López Obrador Holds Majority but Loses Steam in ElectionsBy Cas Biekmann | Mon, 06/07/2021 - 12:58
President López Obrador appears to be holding his majority in Congress and could swoop up many desired governor positions, according to quick count results of Mexico’s largest mid-term elections. Nevertheless, ruling party Morena and its allies fell short of a supermajority needed to push presidential constitutional changes and opposition coalition party PRI, PAN and PRD managed to capitalize on López Obrador’s handling of the pandemic, increasing bloodshed, omission to boost the economy, aggressive reforms in the energy sector and a failure to address gender-based violence and crime.
The National Electoral Institute (INE) expects the coalition in power to win between 265 and 292 lower house seats out of a total 500. Morena itself could win between 190 and 203 seats. A two-thirds majority of at least 334 seats is necessary to push constitutional amendments through Congress. Voter turnout was just above 51 percent, considered a high amount for mid-term elections. The results for governor positions are still to be verified, despite declarations of victory coming from various candidates.
Sunday´s elections were largely seen as a referendum on López Obrador’s policy direction, which he calls Mexico’s Fourth Transformation (4T), a reference to three important transformations in Mexico’s past. López Obrador’s wants to overhaul Mexico’s neoliberal reforms of previous administrations, claiming they only benefitted the elites and fostered corruption to the detriment of the state-owned companies PEMEX and CFE. Independent institutions and courts found themselves disparaged by the President, who wanted to cut its budget in favor of his own large infrastructure plans.
When the President’s efforts to turn back past reforms were met with legal suspensions until Mexico’s Supreme Court issues its final judgement, he said a constitutional change was worth considering. Nevertheless, with the coalition’s lead in the lower house dwindling and previously scrambling opposition parties returning to the limelight, such fundamental changes appear to be unlikely. In a referendum on the 4T’s policy direction, many Mexicans appeared to have braved the COVID-19 pandemic to ask Mexico’s government for a more nuanced direction moving forward. Mexico City especially used to be akin to a home base for the coalition, but saw voters largely look to other parties to voice discontent.

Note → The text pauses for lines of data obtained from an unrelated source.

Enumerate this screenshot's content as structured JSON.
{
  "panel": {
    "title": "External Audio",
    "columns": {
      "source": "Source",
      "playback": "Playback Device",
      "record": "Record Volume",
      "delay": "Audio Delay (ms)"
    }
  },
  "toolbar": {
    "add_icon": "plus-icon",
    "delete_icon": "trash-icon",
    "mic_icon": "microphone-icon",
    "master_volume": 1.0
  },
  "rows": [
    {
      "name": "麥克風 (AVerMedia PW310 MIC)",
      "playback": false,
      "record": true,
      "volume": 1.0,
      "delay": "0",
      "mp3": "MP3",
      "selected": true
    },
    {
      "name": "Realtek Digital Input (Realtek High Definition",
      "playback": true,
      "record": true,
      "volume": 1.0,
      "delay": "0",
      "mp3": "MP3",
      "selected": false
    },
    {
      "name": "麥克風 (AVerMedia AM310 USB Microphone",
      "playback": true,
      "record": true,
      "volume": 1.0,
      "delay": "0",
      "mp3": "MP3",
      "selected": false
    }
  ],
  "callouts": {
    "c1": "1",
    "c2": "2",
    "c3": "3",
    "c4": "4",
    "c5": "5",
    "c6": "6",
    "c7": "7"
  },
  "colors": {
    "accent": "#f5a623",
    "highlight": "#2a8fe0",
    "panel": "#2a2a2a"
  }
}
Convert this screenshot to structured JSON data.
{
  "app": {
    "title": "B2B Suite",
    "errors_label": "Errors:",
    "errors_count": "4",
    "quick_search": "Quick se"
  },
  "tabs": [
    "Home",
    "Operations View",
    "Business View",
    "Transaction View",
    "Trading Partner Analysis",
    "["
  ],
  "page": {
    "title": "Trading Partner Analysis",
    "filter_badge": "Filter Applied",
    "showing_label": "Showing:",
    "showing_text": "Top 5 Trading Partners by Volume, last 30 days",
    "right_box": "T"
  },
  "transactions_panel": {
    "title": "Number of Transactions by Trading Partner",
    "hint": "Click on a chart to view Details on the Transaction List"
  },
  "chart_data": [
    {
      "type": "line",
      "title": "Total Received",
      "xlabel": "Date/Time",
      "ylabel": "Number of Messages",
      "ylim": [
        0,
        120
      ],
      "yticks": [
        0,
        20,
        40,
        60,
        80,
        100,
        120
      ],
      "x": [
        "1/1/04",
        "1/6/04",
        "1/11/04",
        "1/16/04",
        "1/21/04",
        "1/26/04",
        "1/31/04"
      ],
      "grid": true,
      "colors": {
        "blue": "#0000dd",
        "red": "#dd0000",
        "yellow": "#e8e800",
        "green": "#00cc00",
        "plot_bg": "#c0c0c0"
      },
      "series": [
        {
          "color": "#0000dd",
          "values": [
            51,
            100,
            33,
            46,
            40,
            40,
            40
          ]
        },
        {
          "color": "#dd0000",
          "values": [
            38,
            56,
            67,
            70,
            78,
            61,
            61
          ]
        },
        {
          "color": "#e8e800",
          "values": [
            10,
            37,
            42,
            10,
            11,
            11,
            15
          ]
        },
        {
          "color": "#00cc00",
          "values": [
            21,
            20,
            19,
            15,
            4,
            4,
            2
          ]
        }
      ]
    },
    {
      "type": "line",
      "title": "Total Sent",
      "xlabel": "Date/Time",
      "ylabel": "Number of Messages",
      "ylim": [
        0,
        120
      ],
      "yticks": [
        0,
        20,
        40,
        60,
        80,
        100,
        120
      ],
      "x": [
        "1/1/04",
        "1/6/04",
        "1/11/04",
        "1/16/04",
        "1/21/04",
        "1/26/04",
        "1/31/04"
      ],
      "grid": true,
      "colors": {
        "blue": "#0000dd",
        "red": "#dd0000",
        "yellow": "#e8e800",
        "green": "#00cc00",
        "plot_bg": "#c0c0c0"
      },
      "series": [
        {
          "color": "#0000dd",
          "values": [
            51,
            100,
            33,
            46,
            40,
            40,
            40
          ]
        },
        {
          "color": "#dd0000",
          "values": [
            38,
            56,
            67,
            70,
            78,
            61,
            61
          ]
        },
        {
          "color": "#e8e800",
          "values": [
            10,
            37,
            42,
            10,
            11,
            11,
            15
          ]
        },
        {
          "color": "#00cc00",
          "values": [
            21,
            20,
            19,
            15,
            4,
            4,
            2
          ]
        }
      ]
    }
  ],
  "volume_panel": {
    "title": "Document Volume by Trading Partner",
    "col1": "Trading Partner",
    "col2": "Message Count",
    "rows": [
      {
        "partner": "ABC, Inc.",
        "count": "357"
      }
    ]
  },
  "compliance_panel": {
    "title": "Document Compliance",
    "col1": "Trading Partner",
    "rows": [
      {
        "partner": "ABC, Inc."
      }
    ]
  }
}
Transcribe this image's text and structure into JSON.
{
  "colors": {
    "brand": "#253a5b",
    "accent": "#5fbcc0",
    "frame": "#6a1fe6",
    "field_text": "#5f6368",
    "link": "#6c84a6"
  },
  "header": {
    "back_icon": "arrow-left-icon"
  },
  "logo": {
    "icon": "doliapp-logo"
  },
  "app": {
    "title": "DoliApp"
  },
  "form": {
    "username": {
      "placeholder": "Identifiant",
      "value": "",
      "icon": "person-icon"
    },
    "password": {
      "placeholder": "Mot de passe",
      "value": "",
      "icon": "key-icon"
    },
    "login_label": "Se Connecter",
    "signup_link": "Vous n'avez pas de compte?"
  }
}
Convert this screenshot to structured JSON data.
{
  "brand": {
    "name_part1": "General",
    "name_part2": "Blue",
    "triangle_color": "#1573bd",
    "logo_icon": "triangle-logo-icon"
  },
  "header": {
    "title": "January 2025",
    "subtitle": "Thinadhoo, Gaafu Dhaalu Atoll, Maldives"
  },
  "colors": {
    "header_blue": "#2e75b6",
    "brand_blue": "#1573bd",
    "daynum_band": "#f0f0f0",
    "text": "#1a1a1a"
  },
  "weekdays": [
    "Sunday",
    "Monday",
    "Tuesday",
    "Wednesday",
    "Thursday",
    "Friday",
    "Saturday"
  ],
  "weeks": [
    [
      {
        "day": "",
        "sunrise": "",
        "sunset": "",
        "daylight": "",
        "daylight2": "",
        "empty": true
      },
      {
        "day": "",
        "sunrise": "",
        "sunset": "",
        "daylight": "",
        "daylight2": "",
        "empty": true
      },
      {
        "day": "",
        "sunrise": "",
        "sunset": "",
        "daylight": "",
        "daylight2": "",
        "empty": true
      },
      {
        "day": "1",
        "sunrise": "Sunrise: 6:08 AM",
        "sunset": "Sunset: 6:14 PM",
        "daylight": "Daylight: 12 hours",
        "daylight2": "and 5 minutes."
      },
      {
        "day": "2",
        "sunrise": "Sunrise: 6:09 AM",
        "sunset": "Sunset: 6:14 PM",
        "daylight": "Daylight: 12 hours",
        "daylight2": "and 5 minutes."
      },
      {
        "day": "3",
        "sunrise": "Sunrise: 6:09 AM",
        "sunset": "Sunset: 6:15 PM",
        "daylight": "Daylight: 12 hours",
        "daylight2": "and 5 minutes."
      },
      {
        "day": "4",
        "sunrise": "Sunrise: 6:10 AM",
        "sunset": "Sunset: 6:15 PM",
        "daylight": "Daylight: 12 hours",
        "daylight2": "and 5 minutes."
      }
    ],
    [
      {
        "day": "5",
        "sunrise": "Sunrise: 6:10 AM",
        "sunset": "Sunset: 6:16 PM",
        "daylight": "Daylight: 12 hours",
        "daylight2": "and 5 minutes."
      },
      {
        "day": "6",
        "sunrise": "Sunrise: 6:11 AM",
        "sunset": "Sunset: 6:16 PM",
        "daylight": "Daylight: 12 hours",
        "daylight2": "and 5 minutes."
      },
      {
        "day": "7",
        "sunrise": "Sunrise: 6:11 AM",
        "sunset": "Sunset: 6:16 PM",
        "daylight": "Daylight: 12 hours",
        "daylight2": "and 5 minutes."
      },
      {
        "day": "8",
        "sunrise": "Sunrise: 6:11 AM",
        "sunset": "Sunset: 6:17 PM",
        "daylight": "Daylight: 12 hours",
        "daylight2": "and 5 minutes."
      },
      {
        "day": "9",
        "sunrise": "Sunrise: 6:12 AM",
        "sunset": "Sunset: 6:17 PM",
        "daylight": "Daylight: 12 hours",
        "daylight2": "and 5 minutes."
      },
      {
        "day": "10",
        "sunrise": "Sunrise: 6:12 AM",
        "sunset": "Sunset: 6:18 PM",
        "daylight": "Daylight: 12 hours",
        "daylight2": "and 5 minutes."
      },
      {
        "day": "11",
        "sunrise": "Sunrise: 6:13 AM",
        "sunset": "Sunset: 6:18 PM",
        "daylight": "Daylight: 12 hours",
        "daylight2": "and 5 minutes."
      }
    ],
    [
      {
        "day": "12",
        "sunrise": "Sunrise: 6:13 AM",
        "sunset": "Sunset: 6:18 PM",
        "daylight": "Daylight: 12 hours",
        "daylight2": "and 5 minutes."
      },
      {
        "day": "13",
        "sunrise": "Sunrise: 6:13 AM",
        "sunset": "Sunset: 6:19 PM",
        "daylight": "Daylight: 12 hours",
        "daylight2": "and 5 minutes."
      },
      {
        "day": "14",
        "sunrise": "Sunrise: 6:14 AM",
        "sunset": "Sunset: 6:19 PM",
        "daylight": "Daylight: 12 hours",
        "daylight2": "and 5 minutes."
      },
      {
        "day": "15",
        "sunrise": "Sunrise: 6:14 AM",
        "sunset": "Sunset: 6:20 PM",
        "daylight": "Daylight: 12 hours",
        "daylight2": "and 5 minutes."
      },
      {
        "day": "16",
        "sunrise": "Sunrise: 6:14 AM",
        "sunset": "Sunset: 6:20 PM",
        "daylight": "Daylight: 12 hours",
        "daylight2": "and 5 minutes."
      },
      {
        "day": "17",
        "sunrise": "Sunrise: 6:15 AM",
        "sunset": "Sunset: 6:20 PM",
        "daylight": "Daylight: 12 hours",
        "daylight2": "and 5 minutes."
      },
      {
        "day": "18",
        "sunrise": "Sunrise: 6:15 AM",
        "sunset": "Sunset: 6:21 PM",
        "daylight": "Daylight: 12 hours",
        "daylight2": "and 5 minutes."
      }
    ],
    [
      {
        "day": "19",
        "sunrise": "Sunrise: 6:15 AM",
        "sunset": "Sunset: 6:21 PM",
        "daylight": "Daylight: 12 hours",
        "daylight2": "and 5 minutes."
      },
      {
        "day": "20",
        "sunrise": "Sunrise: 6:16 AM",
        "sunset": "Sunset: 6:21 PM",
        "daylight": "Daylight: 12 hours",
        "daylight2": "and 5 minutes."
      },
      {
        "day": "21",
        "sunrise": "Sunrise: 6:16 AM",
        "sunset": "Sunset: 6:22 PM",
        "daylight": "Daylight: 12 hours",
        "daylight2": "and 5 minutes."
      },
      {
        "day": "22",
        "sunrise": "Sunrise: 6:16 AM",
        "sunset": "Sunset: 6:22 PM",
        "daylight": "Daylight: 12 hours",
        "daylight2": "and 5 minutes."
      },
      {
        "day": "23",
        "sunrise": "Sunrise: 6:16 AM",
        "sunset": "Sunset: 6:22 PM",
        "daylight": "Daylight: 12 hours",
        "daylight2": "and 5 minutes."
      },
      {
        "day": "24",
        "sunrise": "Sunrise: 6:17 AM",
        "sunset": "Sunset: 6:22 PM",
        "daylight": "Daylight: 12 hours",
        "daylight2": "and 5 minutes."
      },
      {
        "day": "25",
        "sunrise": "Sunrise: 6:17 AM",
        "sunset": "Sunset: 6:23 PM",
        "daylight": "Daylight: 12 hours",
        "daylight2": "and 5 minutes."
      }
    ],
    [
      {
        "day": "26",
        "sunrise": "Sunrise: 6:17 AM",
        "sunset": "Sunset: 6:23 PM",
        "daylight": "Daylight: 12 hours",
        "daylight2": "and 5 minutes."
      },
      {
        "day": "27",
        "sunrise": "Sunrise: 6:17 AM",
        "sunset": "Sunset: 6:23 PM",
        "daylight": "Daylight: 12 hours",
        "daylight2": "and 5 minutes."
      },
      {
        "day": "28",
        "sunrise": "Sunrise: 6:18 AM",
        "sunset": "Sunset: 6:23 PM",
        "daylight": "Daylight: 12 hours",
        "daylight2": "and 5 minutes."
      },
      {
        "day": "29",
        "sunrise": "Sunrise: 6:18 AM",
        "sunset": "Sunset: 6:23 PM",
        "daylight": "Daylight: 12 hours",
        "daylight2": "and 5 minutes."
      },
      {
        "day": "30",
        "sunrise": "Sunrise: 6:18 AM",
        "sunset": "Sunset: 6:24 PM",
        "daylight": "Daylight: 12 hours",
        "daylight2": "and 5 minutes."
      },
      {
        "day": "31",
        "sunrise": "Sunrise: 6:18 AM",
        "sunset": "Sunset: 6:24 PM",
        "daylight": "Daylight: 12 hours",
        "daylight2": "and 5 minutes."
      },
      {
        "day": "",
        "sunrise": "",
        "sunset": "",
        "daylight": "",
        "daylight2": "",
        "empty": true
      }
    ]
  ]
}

López Obrador nodded to the results during Monday morning’s press conference, praising Mexico for it increased political maturity and the “free and clean” election process. Only 30 of of over 130,000 voting locations were unable to open due to a variety of incidents, some of which involving violence, theft of voting materials and threats. Nonetheless, violence disrupted many political campaigns in the country, with 36 candidates on mostly local levels murdered before the elections took place.